> What is being asked: Each entry must be restated exactly as it appears.

··· Source information

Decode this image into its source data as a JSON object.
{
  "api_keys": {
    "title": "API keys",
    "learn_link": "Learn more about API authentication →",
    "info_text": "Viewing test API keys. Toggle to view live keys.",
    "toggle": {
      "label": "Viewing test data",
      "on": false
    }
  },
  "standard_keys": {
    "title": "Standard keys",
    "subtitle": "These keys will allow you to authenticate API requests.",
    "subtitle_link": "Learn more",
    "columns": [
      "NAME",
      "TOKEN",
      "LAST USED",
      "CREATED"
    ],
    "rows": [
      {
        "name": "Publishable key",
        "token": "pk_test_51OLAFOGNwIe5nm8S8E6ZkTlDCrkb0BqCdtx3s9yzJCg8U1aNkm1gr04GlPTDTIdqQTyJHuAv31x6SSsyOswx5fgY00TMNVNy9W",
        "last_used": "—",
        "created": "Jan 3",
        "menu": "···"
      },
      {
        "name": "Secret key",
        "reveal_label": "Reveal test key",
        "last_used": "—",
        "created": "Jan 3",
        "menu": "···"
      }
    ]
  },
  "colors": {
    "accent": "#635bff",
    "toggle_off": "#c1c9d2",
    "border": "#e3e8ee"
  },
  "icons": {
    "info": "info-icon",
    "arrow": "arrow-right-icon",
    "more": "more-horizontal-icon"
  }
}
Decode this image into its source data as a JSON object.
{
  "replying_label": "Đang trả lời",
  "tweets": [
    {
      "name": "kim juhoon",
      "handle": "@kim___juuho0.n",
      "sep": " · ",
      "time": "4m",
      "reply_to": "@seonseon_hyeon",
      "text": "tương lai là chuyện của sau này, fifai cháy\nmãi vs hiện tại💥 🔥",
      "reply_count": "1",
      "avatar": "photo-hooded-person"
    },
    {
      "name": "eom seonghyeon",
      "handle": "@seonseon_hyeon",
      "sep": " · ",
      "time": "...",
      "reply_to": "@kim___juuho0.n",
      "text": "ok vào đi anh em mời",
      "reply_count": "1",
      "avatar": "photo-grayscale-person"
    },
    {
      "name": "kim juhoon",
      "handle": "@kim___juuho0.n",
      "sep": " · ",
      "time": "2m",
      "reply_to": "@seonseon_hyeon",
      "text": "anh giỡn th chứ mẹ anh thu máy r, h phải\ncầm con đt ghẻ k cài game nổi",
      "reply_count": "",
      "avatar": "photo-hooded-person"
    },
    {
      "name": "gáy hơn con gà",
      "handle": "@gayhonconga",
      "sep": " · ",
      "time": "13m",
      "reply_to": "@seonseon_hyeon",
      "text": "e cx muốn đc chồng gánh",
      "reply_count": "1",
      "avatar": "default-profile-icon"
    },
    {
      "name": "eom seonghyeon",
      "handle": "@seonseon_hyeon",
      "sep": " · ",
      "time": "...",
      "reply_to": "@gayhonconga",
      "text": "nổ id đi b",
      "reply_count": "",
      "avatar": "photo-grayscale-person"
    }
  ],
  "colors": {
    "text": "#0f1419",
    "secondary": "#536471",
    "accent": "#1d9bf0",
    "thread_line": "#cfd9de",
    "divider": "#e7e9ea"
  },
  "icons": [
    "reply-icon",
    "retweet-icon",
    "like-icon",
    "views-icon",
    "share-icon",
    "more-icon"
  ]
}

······

> The completed task:
Decode this image into its source data as a JSON object.
{
  "api_keys": {
    "title": "API keys",
    "learn_link": "Learn more about API authentication →",
    "info_text": "Viewing test API keys. Toggle to view live keys.",
    "toggle": {
      "label": "Viewing test data",
      "on": false
    }
  },
  "standard_keys": {
    "title": "Standard keys",
    "subtitle": "These keys will allow you to authenticate API requests.",
    "subtitle_link": "Learn more",
    "columns": [
      "NAME",
      "TOKEN",
      "LAST USED",
      "CREATED"
    ],
    "rows": [
      {
        "name": "Publishable key",
        "token": "pk_test_51OLAFOGNwIe5nm8S8E6ZkTlDCrkb0BqCdtx3s9yzJCg8U1aNkm1gr04GlPTDTIdqQTyJHuAv31x6SSsyOswx5fgY00TMNVNy9W",
        "last_used": "—",
        "created": "Jan 3",
        "menu": "···"
      },
      {
        "name": "Secret key",
        "reveal_label": "Reveal test key",
        "last_used": "—",
        "created": "Jan 3",
        "menu": "···"
      }
    ]
  },
  "colors": {
    "accent": "#635bff",
    "toggle_off": "#c1c9d2",
    "border": "#e3e8ee"
  },
  "icons": {
    "info": "info-icon",
    "arrow": "arrow-right-icon",
    "more": "more-horizontal-icon"
  }
}
Decode this image into its source data as a JSON object.
{
  "replying_label": "Đang trả lời",
  "tweets": [
    {
      "name": "kim juhoon",
      "handle": "@kim___juuho0.n",
      "sep": " · ",
      "time": "4m",
      "reply_to": "@seonseon_hyeon",
      "text": "tương lai là chuyện của sau này, fifai cháy\nmãi vs hiện tại💥 🔥",
      "reply_count": "1",
      "avatar": "photo-hooded-person"
    },
    {
      "name": "eom seonghyeon",
      "handle": "@seonseon_hyeon",
      "sep": " · ",
      "time": "...",
      "reply_to": "@kim___juuho0.n",
      "text": "ok vào đi anh em mời",
      "reply_count": "1",
      "avatar": "photo-grayscale-person"
    },
    {
      "name": "kim juhoon",
      "handle": "@kim___juuho0.n",
      "sep": " · ",
      "time": "2m",
      "reply_to": "@seonseon_hyeon",
      "text": "anh giỡn th chứ mẹ anh thu máy r, h phải\ncầm con đt ghẻ k cài game nổi",
      "reply_count": "",
      "avatar": "photo-hooded-person"
    },
    {
      "name": "gáy hơn con gà",
      "handle": "@gayhonconga",
      "sep": " · ",
      "time": "13m",
      "reply_to": "@seonseon_hyeon",
      "text": "e cx muốn đc chồng gánh",
      "reply_count": "1",
      "avatar": "default-profile-icon"
    },
    {
      "name": "eom seonghyeon",
      "handle": "@seonseon_hyeon",
      "sep": " · ",
      "time": "...",
      "reply_to": "@gayhonconga",
      "text": "nổ id đi b",
      "reply_count": "",
      "avatar": "photo-grayscale-person"
    }
  ],
  "colors": {
    "text": "#0f1419",
    "secondary": "#536471",
    "accent": "#1d9bf0",
    "thread_line": "#cfd9de",
    "divider": "#e7e9ea"
  },
  "icons": [
    "reply-icon",
    "retweet-icon",
    "like-icon",
    "views-icon",
    "share-icon",
    "more-icon"
  ]
}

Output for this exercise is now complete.